    @monica197 Try it. It was enjoyable. Just remember to leave some on the tree. 😆

  • Tave
    Tave Posts: 952 ✭✭✭✭✭

    Nice. That makes it worth growing lemon trees even if they never fruit. I remember some Thai dishes that use the leaves instead of the zest. I'll have to try that, too.

  • Torey
    Torey Posts: 5,502 admin
    edited May 2021

    OK. So I have been down the lemon leaf rabbit hole for awhile. There is a lot of confusing info out there, I think partly due to the vast number of Citrus species and all the products derived from them. But I think I have narrowed it down a bit. I hope if there is anyone who has more experience with essential oils that I do, that they will add their comments and correct me if I am wrong.

    A lot of the research on lemon leaf seems to have been done with essential oils. Confusing because some of the lower quality EO's might be labeled "Lemon" but not say what species or what plant part is being used. Petitgrain EO is made from the Bitter Orange leaf but I did find reference to a couple of Lemon Petitgrains. Lemon may be referred to as Citrus limon or its full name Citrus medica limonum, again confusing it with Citron which is Citrus medica. Citron may be one of the original ancestors of many modern Citrus fruits.
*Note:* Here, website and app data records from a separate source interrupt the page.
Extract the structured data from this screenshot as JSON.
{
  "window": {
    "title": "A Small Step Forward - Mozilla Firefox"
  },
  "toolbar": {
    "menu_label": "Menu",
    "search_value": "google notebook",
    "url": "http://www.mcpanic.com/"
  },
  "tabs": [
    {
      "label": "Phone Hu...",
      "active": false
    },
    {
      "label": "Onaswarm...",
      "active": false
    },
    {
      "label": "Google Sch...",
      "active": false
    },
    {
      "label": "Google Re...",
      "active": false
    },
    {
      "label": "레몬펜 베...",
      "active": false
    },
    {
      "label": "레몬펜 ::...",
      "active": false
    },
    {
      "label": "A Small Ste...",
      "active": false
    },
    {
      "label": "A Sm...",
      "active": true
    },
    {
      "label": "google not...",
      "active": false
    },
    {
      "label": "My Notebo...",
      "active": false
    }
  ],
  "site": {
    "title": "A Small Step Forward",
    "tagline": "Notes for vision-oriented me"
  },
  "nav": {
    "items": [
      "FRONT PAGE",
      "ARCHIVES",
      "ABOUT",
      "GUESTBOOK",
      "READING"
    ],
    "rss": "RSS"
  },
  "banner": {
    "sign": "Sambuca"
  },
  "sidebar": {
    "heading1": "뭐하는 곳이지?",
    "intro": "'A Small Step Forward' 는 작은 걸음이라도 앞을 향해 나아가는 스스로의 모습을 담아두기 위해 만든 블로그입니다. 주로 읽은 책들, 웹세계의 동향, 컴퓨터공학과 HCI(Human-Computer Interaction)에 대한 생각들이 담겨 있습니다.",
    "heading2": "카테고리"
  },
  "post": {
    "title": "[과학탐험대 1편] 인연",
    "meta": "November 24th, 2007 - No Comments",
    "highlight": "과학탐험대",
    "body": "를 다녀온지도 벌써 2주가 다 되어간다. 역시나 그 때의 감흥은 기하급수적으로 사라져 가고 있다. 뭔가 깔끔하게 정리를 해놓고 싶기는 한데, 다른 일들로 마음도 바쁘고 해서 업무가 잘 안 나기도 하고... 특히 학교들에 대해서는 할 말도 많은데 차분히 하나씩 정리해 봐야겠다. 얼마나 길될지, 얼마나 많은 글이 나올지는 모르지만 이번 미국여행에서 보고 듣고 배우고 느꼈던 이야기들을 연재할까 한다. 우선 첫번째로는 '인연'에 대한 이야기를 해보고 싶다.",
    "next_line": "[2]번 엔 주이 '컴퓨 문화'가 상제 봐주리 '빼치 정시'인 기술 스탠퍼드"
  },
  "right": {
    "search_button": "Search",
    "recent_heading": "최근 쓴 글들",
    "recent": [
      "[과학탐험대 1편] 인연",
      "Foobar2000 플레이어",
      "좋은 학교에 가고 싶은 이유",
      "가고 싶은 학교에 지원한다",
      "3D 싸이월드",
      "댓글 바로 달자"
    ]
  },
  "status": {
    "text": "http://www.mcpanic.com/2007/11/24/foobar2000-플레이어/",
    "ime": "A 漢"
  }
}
    Lemon leaf is antispasmodic and sedative so is useful for insomnia, nervousness and palpitations. I found one reference to an aqueous extract (decoction) of Lemon leaf, stating that it had good antibacterial activity against E. coli. Along with the antispasmodic properties, I would think it would be good as a decoction for relieving the spasms associated with an E. coli infection as well as assisting with controling the bacteria. But there certainly needs to be more research done into the subject.

    @LaurieLovesLearning How did you find the effects of the tea? Relaxing? Did it help with the headache? I have heard that some types of migraines can be relieved with antispasmodics.

    Other culinary uses: Best used fresh for teas. Dried leaves may be bitter. So possibly useful in a bitter recipe? Sometimes used to flavour curries. Used to wrap seafood, pork, chicken or lamb before grilling. Wrap cheeses. Add fresh leaves to infuse flavour in vinegar or olive oil. Use in recipes calling for lemongrass.

    Another use I found for the leaves. Apparently they make good base molds for making chocolate leaves for dessert decorations.

    I think I should save some of the next lemon seeds that I have and get some plants started!

    edit: Just found another reference to leaves of various Citrus species being used in Vietnamese herbal steam baths to "relieve poisonous wind".

  • Lisa K
    Lisa K Posts: 1,836 ✭✭✭✭✭

    Non-food ways to use lemon leaves could be in potpourri or putting dried branches & leaves on a fire in the fireplace.

  • LaurieLovesLearning
    LaurieLovesLearning Posts: 7,356 admin
    edited May 2021

    @torey The headache disappeared. Usually if I feel that same feeling, it will morph into a migraine. I hope to try this tea again in the same situation to see if it will be a repeated result. I told my tree to keep growing!

    After drinking the tea, I went outside without a thought of my hurting head. It was not something I could have done an override on beforehand.

    I've made chocolate leaves before. I used rose leaves, but lemon leaves would certainly work better, being thicker & more sturdy when you need to pull them off of the hardened chocolate.

    Your last comment is interesting, as lemongrass is highly recommended in some cultures in a bath for recovery in birthing situations.

    I also had an organic mandarin orange tree that I started from an organic seed, but for some reason, it died. :( I think that I might try this again as well.

    Thank you for all of your research. It is something that I will keep handy.